→ EXERCISE: Search the records below for the string "value" and copy each line where it turns up.

(Dataset rows for apps and sites)
((

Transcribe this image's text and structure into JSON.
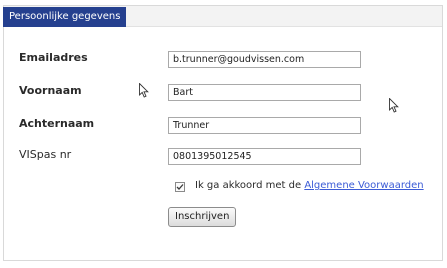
{
  "form": {
    "title": "Persoonlijke gegevens",
    "fields": [
      {
        "label": "Emailadres",
        "value": "b.trunner@goudvissen.com"
      },
      {
        "label": "Voornaam",
        "value": "Bart"
      },
      {
        "label": "Achternaam",
        "value": "Trunner"
      },
      {
        "label": "VISpas nr",
        "value": "0801395012545"
      }
    ],
    "agree": {
      "checked": true,
      "text": "Ik ga akkoord met de",
      "link": "Algemene Voorwaarden"
    },
    "submit_label": "Inschrijven"
  },
  "colors": {
    "header_bg": "#25408f",
    "link": "#3b5bd6"
  },
  "icons": [
    "checkmark-icon",
    "mouse-pointer-icon"
  ]
}
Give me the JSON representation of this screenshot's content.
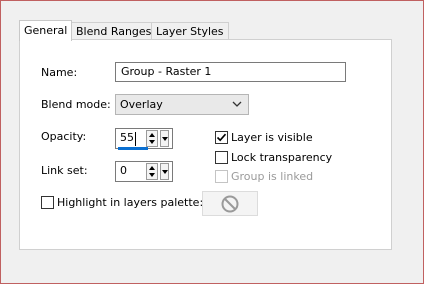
{
  "tabs": [
    "General",
    "Blend Ranges",
    "Layer Styles"
  ],
  "active_tab": "General",
  "name": {
    "label": "Name:",
    "value": "Group - Raster 1"
  },
  "blend_mode": {
    "label": "Blend mode:",
    "value": "Overlay"
  },
  "opacity": {
    "label": "Opacity:",
    "value": "55",
    "level_percent": 55
  },
  "link_set": {
    "label": "Link set:",
    "value": "0"
  },
  "checkboxes": {
    "layer_visible": {
      "label": "Layer is visible",
      "checked": true,
      "enabled": true
    },
    "lock_transparency": {
      "label": "Lock transparency",
      "checked": false,
      "enabled": true
    },
    "group_linked": {
      "label": "Group is linked",
      "checked": false,
      "enabled": false
    }
  },
  "highlight": {
    "label": "Highlight in layers palette:",
    "checked": false
  },
  "icons": {
    "spin_up": "spin-up-arrow-icon",
    "spin_down": "spin-down-arrow-icon",
    "dropdown": "chevron-down-icon",
    "check": "checkmark-icon",
    "no_color": "no-color-icon"
  },
  "colors": {
    "accent": "#0a6fd1",
    "frame_border": "#c06060"
  }
}
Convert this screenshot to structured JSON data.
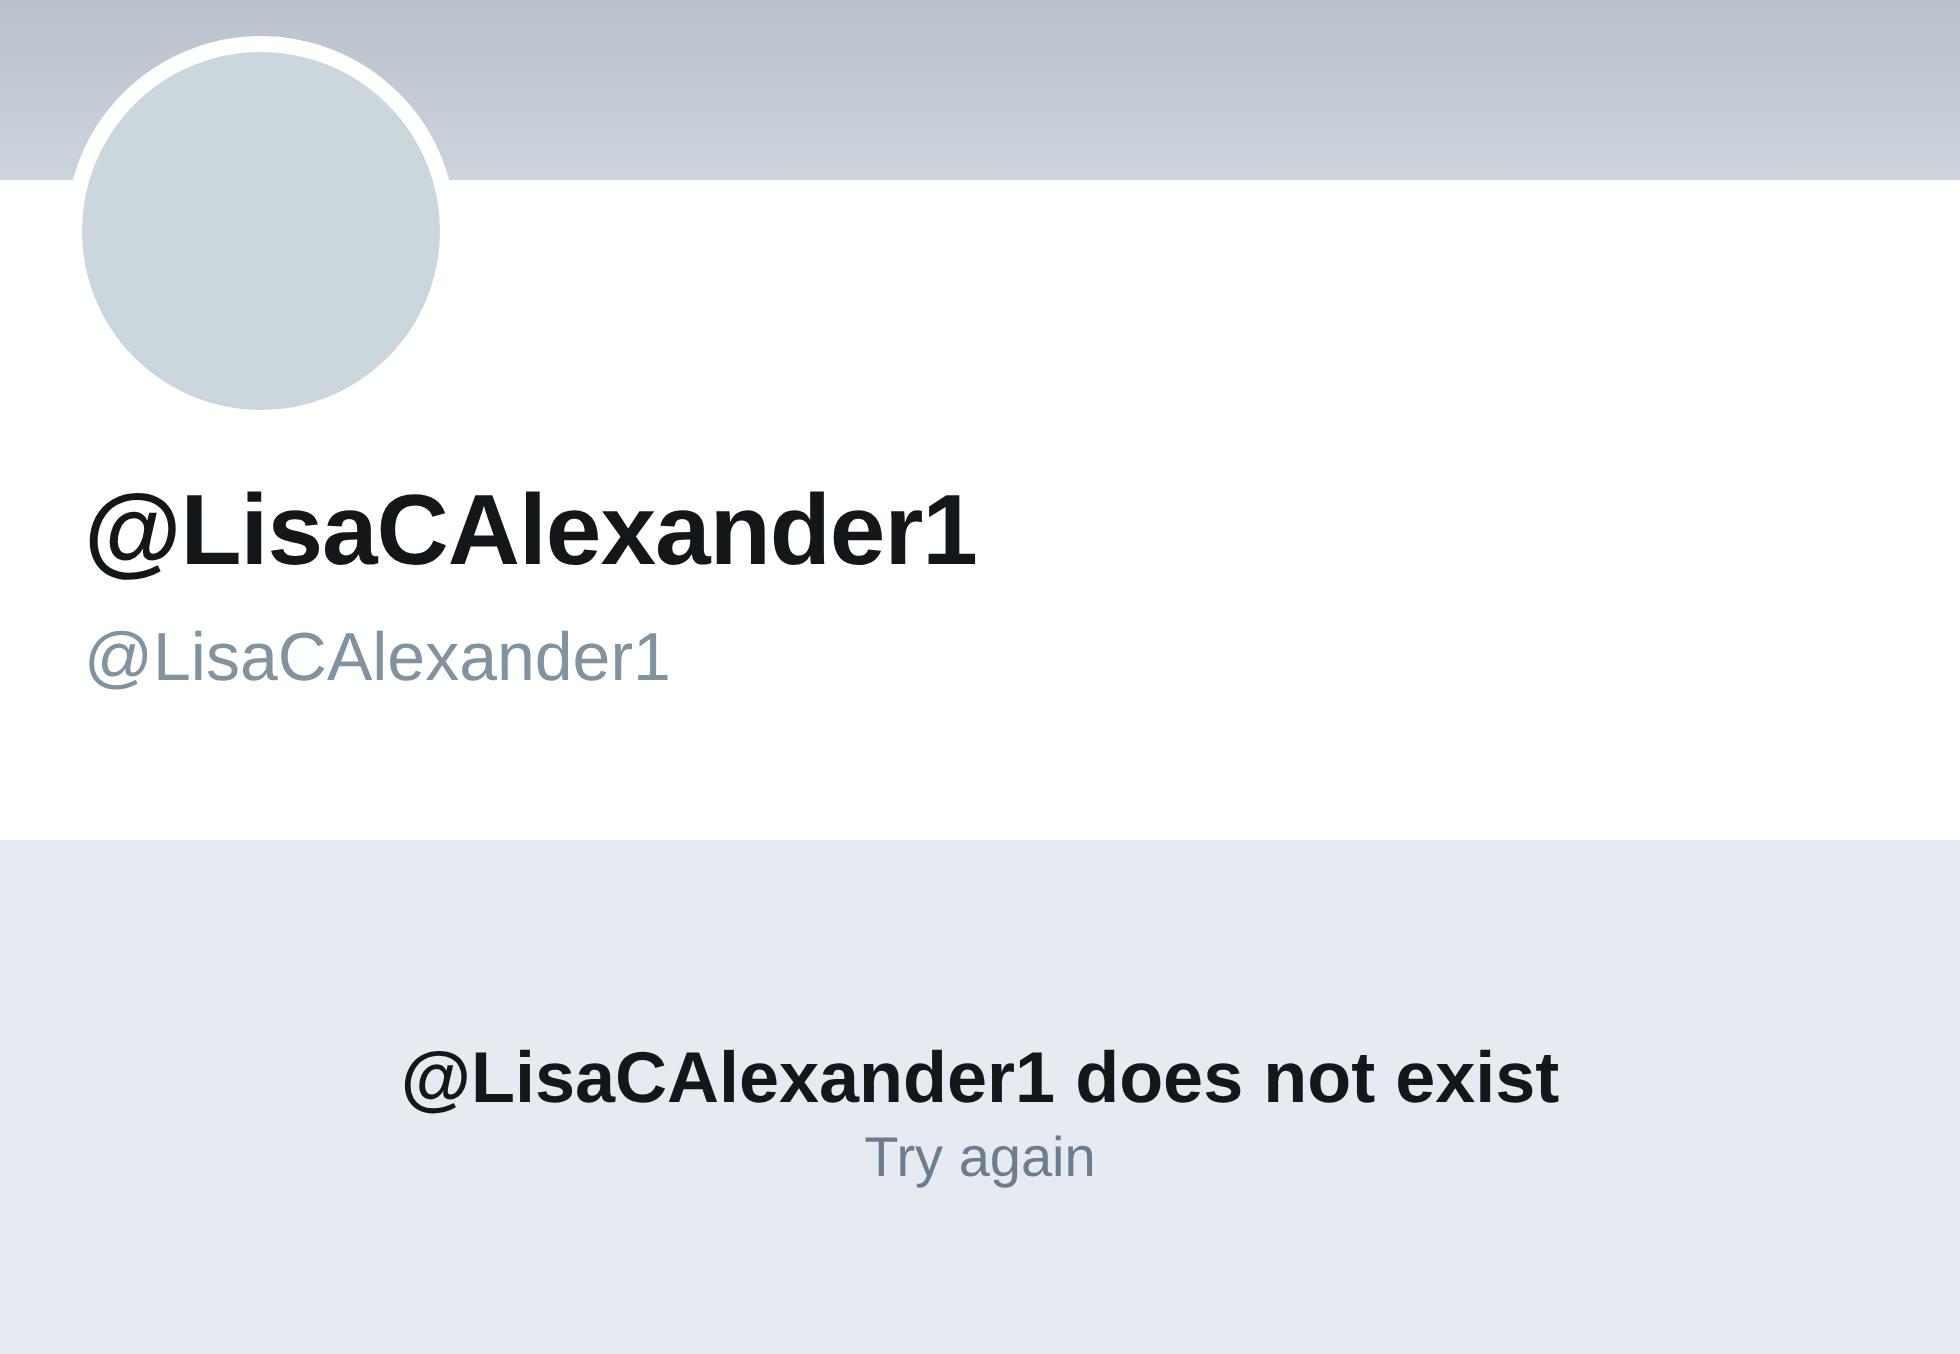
{
  "profile": {
    "display_name": "@LisaCAlexander1",
    "handle": "@LisaCAlexander1"
  },
  "notice": {
    "message": "@LisaCAlexander1 does not exist",
    "action": "Try again"
  }
}
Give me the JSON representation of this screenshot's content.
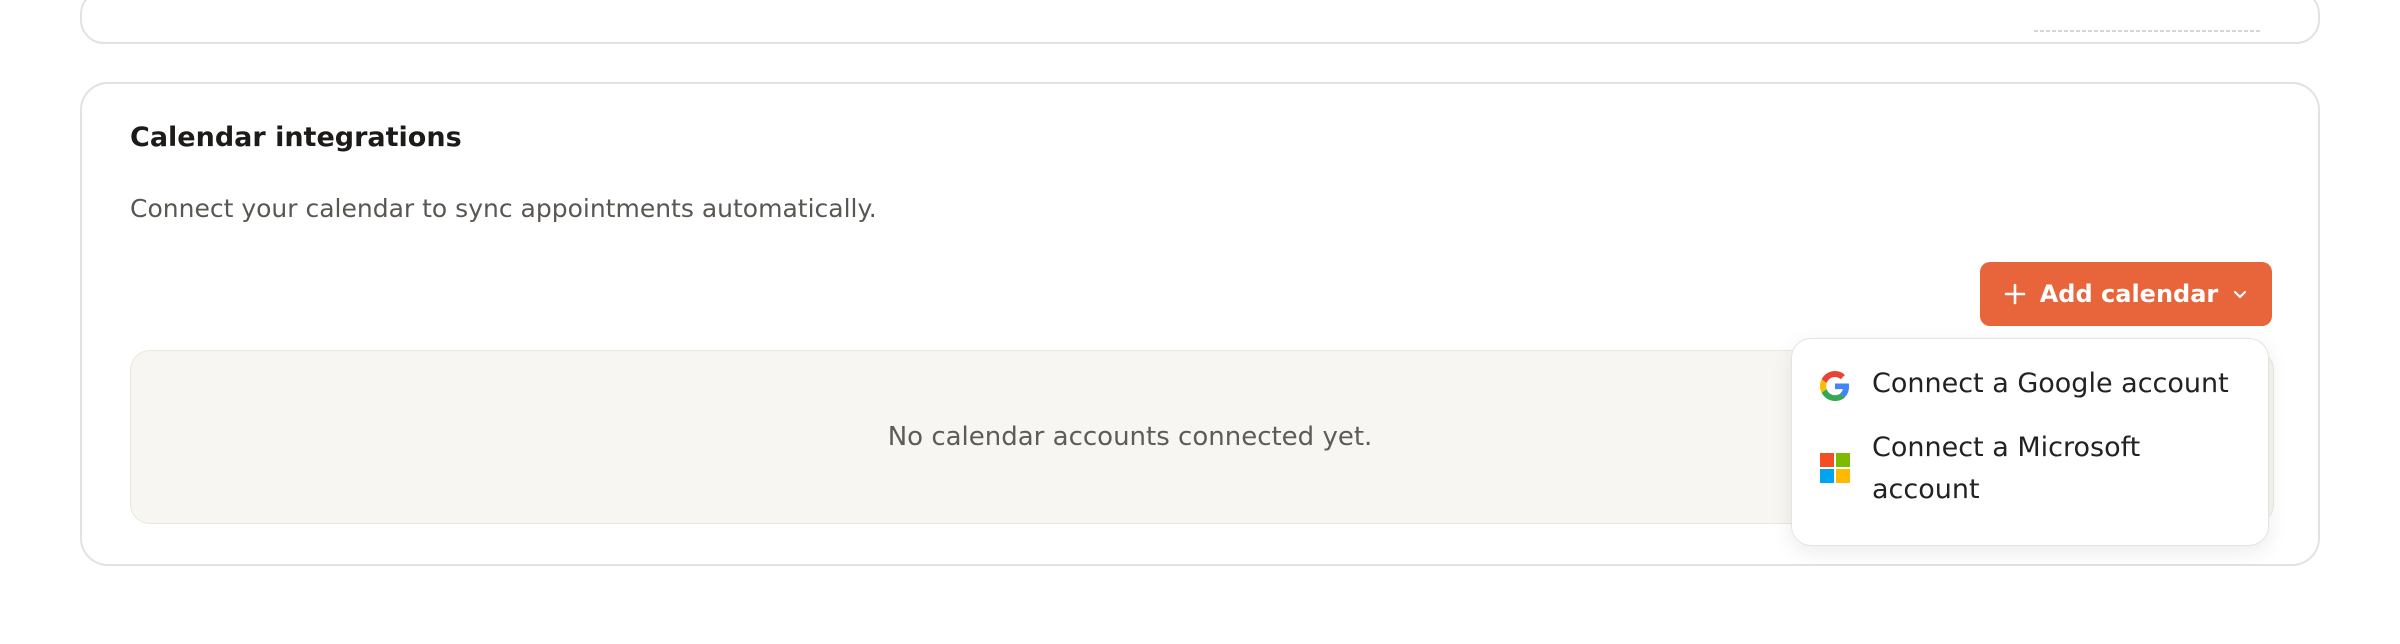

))

→ PROBLEM SOLUTION:
        "value": "b.trunner@goudvissen.com"
        "value": "Bart"
        "value": "Trunner"
        "value": "0801395012545"
    "value": "Group - Raster 1"
    "value": "Overlay"
    "value": "55",
    "value": "0"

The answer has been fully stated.